Is my savings account Y2K-compliant or should I take all my money out of the bank?

Most U.S. banks have upgraded their systems and tested them for months to be sure they won’t fall victim to the millennium bug. Many even plan to open their doors on Saturday to show that they are engaging in “business as usual” and to discourage mass withdrawals. Unruly mobs of passbook-waving citizens will be welcomed with free lollipops and circuitous, imperceptibly moving queues.

Is my Furby Y2K-compliant?

Tiger Electronics, Furby’s manufacturer, cautions that some Furbies may turn feral at 12:01 a.m. Saturday and begin gorging on household pets and small children. Tiger stresses that there is no cause for alarm, but the company strongly recommends letting your Furby sleep through the New Year, preferably in a locked metal box buried at least 16 feet underground.

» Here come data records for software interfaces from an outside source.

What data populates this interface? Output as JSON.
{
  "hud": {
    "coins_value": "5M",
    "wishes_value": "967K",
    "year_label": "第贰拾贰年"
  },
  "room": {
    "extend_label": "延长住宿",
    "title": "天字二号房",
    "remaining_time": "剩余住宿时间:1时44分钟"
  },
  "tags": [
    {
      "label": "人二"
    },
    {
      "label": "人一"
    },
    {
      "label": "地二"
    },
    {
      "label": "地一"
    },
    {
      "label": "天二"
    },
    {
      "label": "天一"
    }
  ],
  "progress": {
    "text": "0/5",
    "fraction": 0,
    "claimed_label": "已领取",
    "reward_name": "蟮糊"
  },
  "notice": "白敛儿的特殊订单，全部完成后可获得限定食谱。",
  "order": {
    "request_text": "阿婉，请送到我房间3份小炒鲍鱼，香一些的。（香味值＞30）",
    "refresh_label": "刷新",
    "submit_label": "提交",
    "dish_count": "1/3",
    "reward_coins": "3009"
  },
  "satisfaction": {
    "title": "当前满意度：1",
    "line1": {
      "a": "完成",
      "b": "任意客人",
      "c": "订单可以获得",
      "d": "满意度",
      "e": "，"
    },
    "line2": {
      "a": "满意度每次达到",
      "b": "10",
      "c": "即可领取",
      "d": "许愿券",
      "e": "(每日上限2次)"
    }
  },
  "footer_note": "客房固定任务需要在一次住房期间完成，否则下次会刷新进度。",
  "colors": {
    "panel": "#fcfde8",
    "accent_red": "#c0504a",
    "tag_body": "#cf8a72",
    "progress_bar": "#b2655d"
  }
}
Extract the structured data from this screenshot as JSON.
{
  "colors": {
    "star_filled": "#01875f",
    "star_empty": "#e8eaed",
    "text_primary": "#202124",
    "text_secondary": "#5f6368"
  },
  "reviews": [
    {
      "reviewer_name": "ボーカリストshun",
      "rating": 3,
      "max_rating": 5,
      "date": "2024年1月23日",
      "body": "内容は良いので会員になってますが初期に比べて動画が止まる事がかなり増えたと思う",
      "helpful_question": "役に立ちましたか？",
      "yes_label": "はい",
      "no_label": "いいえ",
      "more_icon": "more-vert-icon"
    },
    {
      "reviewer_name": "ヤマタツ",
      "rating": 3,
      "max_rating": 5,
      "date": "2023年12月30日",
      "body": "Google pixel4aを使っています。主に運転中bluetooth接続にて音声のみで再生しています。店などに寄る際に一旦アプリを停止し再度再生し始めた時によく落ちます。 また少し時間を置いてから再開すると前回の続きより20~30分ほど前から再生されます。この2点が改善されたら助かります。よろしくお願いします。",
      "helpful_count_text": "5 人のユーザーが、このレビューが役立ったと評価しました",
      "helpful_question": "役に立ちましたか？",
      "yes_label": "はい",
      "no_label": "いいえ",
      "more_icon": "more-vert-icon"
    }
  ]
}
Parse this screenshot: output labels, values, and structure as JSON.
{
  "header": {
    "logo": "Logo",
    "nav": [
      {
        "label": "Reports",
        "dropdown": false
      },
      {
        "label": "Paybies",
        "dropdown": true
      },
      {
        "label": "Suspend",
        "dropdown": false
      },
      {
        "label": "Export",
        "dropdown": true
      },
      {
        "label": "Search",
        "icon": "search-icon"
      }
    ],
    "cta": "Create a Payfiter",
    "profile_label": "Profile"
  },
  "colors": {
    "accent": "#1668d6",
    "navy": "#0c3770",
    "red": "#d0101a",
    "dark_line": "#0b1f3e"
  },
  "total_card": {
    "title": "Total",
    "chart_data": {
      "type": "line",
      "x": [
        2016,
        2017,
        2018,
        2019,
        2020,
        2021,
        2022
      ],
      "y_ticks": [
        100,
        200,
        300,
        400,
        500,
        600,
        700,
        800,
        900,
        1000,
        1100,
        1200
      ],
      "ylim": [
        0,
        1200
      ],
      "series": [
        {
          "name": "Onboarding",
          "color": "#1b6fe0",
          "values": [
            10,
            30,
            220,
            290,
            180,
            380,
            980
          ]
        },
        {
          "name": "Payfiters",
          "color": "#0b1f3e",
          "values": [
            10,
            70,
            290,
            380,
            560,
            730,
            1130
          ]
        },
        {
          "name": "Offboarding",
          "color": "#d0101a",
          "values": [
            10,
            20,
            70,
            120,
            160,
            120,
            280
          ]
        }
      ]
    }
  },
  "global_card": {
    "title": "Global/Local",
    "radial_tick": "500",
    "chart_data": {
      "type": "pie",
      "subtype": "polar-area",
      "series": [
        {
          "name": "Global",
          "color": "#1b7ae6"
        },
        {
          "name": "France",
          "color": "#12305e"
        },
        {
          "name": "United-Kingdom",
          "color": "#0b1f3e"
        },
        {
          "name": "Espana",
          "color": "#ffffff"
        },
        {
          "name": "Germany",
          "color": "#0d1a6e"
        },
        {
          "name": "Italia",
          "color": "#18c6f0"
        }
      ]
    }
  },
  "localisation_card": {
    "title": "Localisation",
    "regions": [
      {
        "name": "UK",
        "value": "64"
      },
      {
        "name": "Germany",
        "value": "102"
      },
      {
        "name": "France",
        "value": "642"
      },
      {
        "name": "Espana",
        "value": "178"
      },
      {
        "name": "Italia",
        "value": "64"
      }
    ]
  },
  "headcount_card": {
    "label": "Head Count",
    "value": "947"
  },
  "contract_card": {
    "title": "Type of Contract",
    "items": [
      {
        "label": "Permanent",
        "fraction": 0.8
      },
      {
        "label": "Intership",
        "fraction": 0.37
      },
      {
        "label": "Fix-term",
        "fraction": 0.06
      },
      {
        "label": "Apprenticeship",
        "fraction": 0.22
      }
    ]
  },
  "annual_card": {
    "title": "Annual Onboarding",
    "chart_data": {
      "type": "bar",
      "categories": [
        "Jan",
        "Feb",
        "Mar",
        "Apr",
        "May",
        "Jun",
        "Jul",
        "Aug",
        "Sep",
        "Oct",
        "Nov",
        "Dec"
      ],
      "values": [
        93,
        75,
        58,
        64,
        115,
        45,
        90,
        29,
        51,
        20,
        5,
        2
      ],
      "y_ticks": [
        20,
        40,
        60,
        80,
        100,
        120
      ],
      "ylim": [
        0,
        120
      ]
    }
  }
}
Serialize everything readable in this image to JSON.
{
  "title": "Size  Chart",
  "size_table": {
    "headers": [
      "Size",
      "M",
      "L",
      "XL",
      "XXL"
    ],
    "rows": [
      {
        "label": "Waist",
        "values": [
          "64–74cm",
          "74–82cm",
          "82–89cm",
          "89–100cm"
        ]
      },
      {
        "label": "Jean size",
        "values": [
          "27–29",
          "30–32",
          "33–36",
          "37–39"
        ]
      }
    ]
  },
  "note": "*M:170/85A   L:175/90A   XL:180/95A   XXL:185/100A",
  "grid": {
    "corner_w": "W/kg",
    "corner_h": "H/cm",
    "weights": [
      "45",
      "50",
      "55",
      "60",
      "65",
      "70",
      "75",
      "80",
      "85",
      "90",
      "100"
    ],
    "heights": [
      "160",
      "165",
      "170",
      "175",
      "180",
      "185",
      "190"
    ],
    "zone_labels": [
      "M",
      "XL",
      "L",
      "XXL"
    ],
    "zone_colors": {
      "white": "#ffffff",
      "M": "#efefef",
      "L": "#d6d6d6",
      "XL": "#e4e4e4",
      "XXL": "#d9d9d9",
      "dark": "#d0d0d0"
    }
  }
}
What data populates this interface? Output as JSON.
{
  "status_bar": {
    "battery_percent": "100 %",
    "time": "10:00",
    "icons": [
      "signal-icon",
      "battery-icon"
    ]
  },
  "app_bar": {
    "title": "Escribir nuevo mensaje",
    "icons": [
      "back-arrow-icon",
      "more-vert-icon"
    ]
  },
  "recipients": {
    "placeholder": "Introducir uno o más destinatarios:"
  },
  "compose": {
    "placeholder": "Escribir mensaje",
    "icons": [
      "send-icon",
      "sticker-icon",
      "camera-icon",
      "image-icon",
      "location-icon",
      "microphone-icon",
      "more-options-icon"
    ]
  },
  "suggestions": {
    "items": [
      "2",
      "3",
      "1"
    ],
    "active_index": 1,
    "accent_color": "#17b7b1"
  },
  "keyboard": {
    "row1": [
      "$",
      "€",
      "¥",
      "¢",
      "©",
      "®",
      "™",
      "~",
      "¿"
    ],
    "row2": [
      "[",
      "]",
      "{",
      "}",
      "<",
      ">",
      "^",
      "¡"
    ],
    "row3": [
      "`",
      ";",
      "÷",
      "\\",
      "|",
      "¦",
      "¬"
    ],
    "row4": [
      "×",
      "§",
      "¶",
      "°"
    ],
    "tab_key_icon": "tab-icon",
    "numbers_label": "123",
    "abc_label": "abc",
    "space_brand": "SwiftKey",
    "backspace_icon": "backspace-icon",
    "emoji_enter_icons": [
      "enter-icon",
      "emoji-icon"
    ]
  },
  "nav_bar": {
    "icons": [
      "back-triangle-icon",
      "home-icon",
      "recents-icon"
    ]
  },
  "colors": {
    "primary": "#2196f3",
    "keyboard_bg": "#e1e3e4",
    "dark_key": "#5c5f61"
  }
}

What if I choose to spend the New Year’s holiday engaging in my favorite pastime? Hacking, that is.

John Koskinen, chairman of the President’s Council on Year 2000 Conversion, asks that you kindly refrain. He suggested to a group of reporters earlier this month that hackers seeking to make a point about the need for increased security should make it the following weekend, when the Y2K frenzy will presumably have waned. He also beseeched anyone planning to hack into Hotmail’s servers to please retrieve his password, which he had written down on a scrap of paper that has apparently disappeared from his wallet.

What about Y2K problems in countries outside the U.S.?

Many nations were late to start identifying and eliminating Y2K bugs. In a statement released in July, the State Department cautioned, “All U.S. citizens planning to be abroad in late 1999 or early 2000 should take the potential for temporary disruptions related to Y2K into account when making their travel plans.” As an example, half of the countries in sub-Saharan Africa have done little or nothing to get ready for the new millennium, according to the International Y2K Cooperation Center, an agency of the World Bank. The other half, reassuringly, have already gone straight to their local Kia dealer for great deals on the 2000 Sportage and Sephia.

What’s this I hear about Champagne shortages?

In some parts of the world, true French-made champagne will be scarce, usually because of parsimonious party planners. Revelers will be plied with domestic sparkling wine and, in some situations, ginger ale chilled with floating scoops of store-brand sherbet. Do not panic. The situation can be remedied by uttering cutting comments about your hosts to anyone within earshot.

How can I differentiate everyday glitches from serious Y2K problems?

Here are some clues to help you distinguish Y2K-induced traumas from the ordinary variety: Pieces of airplane fuselage plummeting into your living room may be an indicator of a Y2K problem. Being unable to find the remote during a crucial bowl game is, in most cases, not an indicator of a Y2K problem.